(PROVIDED MATERIAL)

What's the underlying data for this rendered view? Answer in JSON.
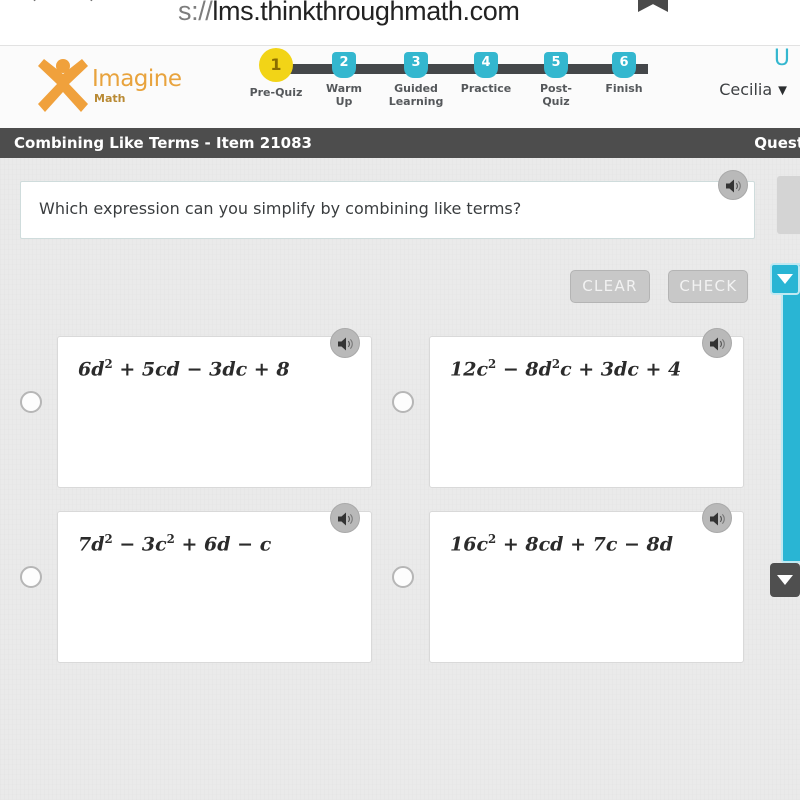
{
  "browser": {
    "url_dim": "s://",
    "url_main": "lms.thinkthroughmath.com",
    "left_glyphs": "← →",
    "bookmark_icon": "bookmark-icon"
  },
  "nav": {
    "logo_name": "Imagine",
    "logo_sub": "Math",
    "logo_icon": "imagine-math-x-logo",
    "user_initial": "U",
    "user_name": "Cecilia",
    "user_caret": "▼",
    "steps": [
      {
        "number": "1",
        "label": "Pre-Quiz",
        "state": "active"
      },
      {
        "number": "2",
        "label": "Warm Up",
        "state": "upcoming"
      },
      {
        "number": "3",
        "label": "Guided Learning",
        "state": "upcoming"
      },
      {
        "number": "4",
        "label": "Practice",
        "state": "upcoming"
      },
      {
        "number": "5",
        "label": "Post-Quiz",
        "state": "upcoming"
      },
      {
        "number": "6",
        "label": "Finish",
        "state": "upcoming"
      }
    ]
  },
  "title_bar": {
    "lesson_title": "Combining Like Terms - Item 21083",
    "question_counter": "Quest"
  },
  "question": {
    "prompt": "Which expression can you simplify by combining like terms?",
    "speaker_icon": "speaker-icon"
  },
  "actions": {
    "clear_label": "CLEAR",
    "check_label": "CHECK",
    "disabled": true
  },
  "options": [
    {
      "id": "A",
      "expr_html": "6<i>d</i><sup>2</sup> + 5<i>cd</i> − 3<i>dc</i> + 8",
      "expr_text": "6d^2 + 5cd - 3dc + 8",
      "selected": false
    },
    {
      "id": "B",
      "expr_html": "12<i>c</i><sup>2</sup> − 8<i>d</i><sup>2</sup><i>c</i> + 3<i>dc</i> + 4",
      "expr_text": "12c^2 - 8d^2c + 3dc + 4",
      "selected": false
    },
    {
      "id": "C",
      "expr_html": "7<i>d</i><sup>2</sup> − 3<i>c</i><sup>2</sup> + 6<i>d</i> − <i>c</i>",
      "expr_text": "7d^2 - 3c^2 + 6d - c",
      "selected": false
    },
    {
      "id": "D",
      "expr_html": "16<i>c</i><sup>2</sup> + 8<i>cd</i> + 7<i>c</i> − 8<i>d</i>",
      "expr_text": "16c^2 + 8cd + 7c - 8d",
      "selected": false
    }
  ],
  "rail": {
    "scroll_up_icon": "triangle-down-icon",
    "scroll_down_icon": "triangle-down-icon"
  },
  "colors": {
    "brand_orange": "#e8a33d",
    "accent_cyan": "#34b7cf",
    "active_yellow": "#f2d417",
    "title_bar": "#4d4d4d",
    "page_bg": "#eaeaea"
  }
}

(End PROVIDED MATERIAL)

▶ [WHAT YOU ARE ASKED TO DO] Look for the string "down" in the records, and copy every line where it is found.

▶ [ANSWER BOX]
    "scroll_up_icon": "triangle-down-icon",
    "scroll_down_icon": "triangle-down-icon"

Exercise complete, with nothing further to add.